All entries below are to be returned exactly, with pictures left out.

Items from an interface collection
=== Section Start ===

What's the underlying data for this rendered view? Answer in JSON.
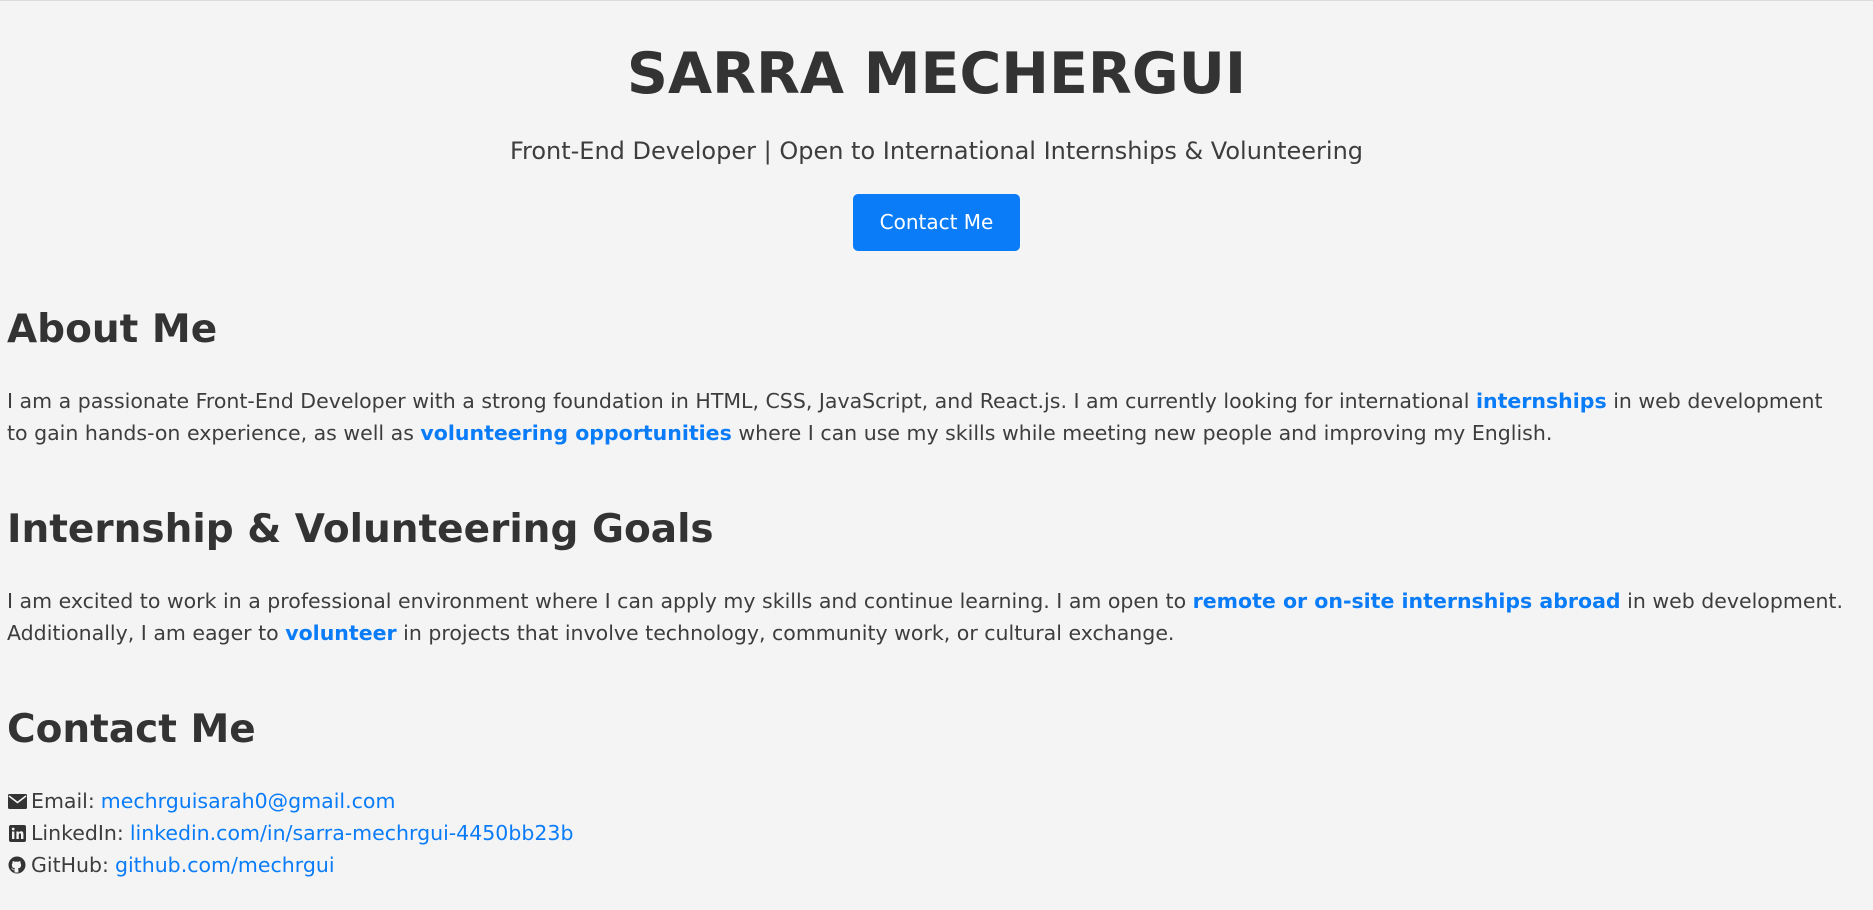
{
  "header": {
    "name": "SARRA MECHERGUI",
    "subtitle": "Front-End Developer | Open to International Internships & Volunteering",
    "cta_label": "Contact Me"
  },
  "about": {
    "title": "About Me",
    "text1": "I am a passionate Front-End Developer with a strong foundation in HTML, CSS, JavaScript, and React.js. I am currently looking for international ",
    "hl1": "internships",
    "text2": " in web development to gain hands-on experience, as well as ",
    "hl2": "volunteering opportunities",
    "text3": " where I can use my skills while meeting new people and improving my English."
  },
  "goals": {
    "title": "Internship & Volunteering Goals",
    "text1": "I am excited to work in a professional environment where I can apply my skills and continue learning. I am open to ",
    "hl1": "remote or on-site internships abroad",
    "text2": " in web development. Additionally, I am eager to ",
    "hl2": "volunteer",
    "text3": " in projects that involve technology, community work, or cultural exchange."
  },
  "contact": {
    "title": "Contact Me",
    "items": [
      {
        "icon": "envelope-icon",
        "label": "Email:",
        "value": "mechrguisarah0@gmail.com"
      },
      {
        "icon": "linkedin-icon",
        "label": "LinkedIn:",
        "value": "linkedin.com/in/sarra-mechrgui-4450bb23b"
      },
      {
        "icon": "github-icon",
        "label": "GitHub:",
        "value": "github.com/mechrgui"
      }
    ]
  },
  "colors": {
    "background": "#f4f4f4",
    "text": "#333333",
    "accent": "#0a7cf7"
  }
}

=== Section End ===

**Solution for this problem:**
What's the underlying data for this rendered view? Answer in JSON.
{
  "header": {
    "name": "SARRA MECHERGUI",
    "subtitle": "Front-End Developer | Open to International Internships & Volunteering",
    "cta_label": "Contact Me"
  },
  "about": {
    "title": "About Me",
    "text1": "I am a passionate Front-End Developer with a strong foundation in HTML, CSS, JavaScript, and React.js. I am currently looking for international ",
    "hl1": "internships",
    "text2": " in web development to gain hands-on experience, as well as ",
    "hl2": "volunteering opportunities",
    "text3": " where I can use my skills while meeting new people and improving my English."
  },
  "goals": {
    "title": "Internship & Volunteering Goals",
    "text1": "I am excited to work in a professional environment where I can apply my skills and continue learning. I am open to ",
    "hl1": "remote or on-site internships abroad",
    "text2": " in web development. Additionally, I am eager to ",
    "hl2": "volunteer",
    "text3": " in projects that involve technology, community work, or cultural exchange."
  },
  "contact": {
    "title": "Contact Me",
    "items": [
      {
        "icon": "envelope-icon",
        "label": "Email:",
        "value": "mechrguisarah0@gmail.com"
      },
      {
        "icon": "linkedin-icon",
        "label": "LinkedIn:",
        "value": "linkedin.com/in/sarra-mechrgui-4450bb23b"
      },
      {
        "icon": "github-icon",
        "label": "GitHub:",
        "value": "github.com/mechrgui"
      }
    ]
  },
  "colors": {
    "background": "#f4f4f4",
    "text": "#333333",
    "accent": "#0a7cf7"
  }
}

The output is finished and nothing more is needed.